Traumatic spinal cord injury in northern Nigeria: Cautionary notes about falls from Baobab/ Ebony Trees.
Shobode MA, Abubakar K, Mamman M, Waheed TA, Ekundayo OO, Onuminya JE, Abubakar MK, Salami AAO,
Address for correspondence:
Dr MA Shobode
Department of Clinical Services
National Orthopaedic Hospital, Dala, Kano, Nigeria
Background: Road traffic injury accounts for over 60% of the patho-mechanics of spinal cord in our environment. Authors have reported falls from palm tree in parts of Nigeria. Due to the threats of deforestation in parts of northern Nigeria driving herders further southwards, trees that grow in seasonally arid areas (savannah belt) and bear leaves during the dry seasons have served as source of feeds for animals. This trend, however, is not without consequences in some individuals.
Objectives: To present the clinico-epidemiological profile including the injury types and the outcome of management.
Methods: Thirty one patients with spinal cord injury resulting from fall from the Baobab or Ebony trees were studied between January 2016 and June 2018. Clinical presentations and injury characteristics – types, level of injury, associated injuries were recorded. ASIA IS grade was used to classify the cord injury. Treatment modalities were also documented. Plain radiographs, CT scan and MRI scan were used to assess the injuries. SPSS version 17 software was used to analyse the data.
Results: All 31 patients were males aged 26 to 48 years (mean of 37). Over 70% of the cases occurred during the dry seasons. Three deaths were recorded, two of which occurred while being resuscitated at the emergency room with suspected cervical spine injuries. Sixteen patients were seen within 48 hours of injury. About 75% had received unorthodox care before arriving at the hospital and most were brought in with no spine protection device. Subaxial cervical spine injury was reported in over 80% of the patients. All had neurologic involvement with over 80% presenting with complete cord injury (ASIA A). Eighteen patients were treated surgically while ten were managed non-operatively with skull traction.

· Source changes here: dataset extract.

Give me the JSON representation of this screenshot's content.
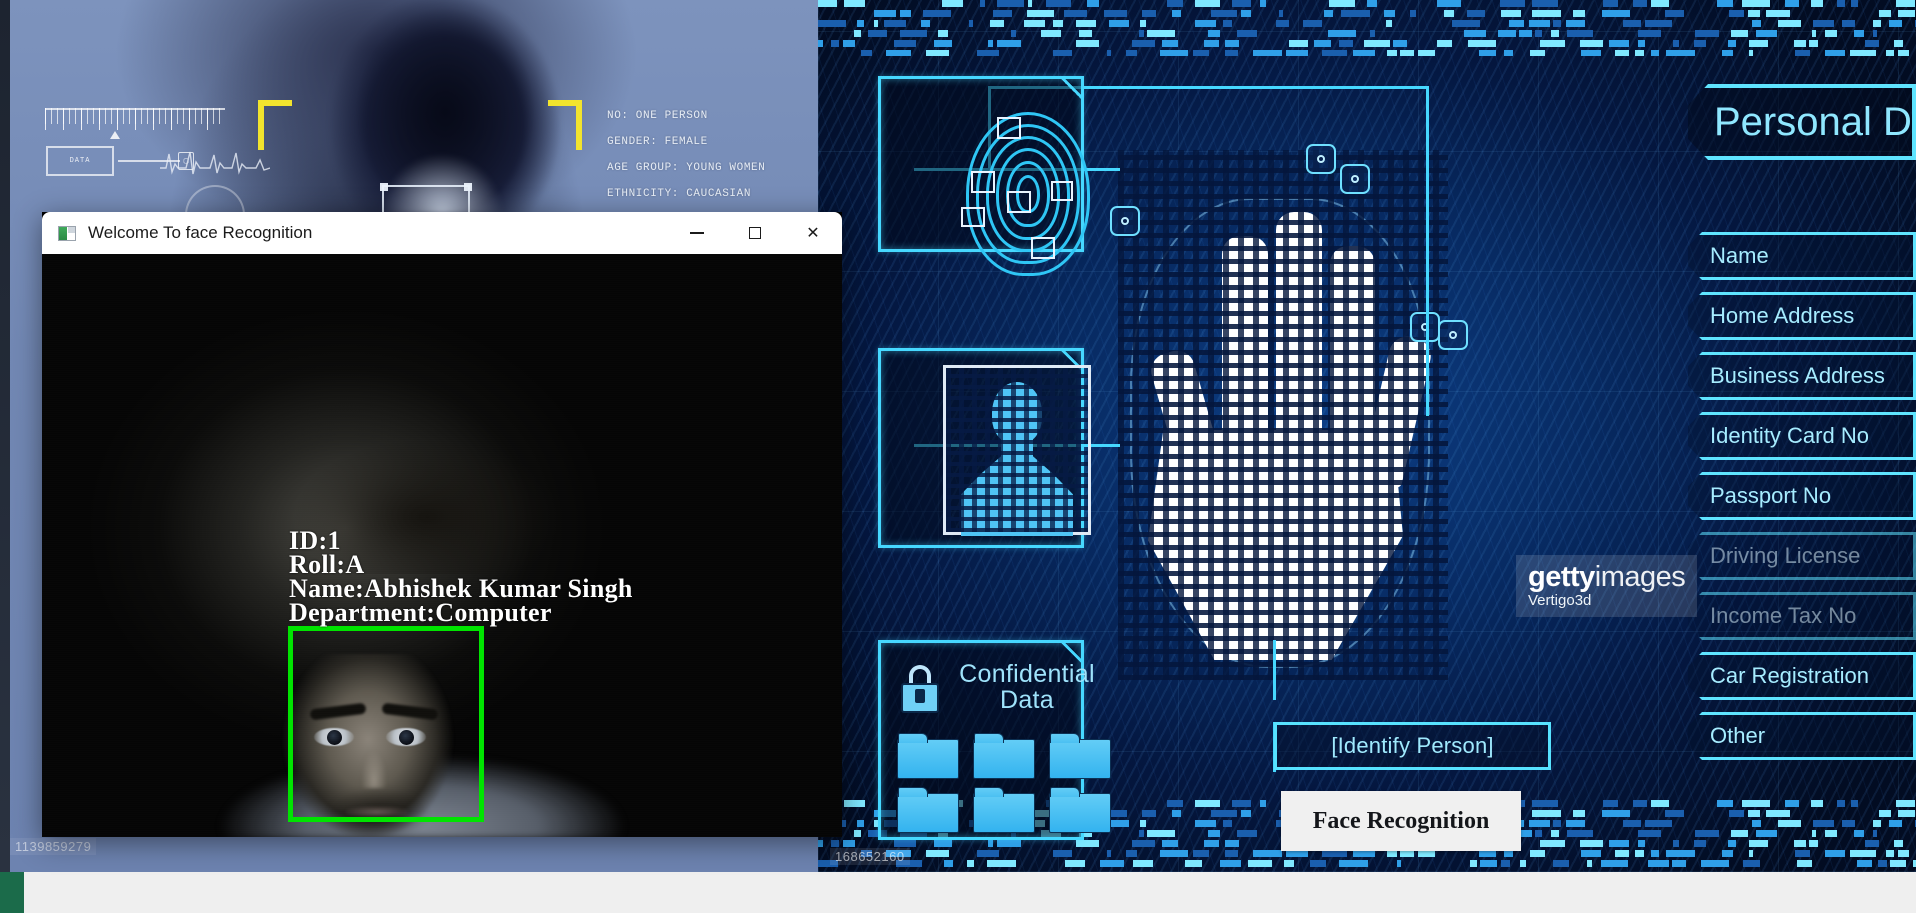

Conclusions: The productive age group is mostly affected. Late presentation was common. Traditional bone setters held sway in the initial care of these patients. Most patients are increasingly being offered operative stabilization for ease of rehabilitation and early mobilization.
Keywords: Baobab/ebony trees, spinal cord injury, ASIA IS, operative stabilization.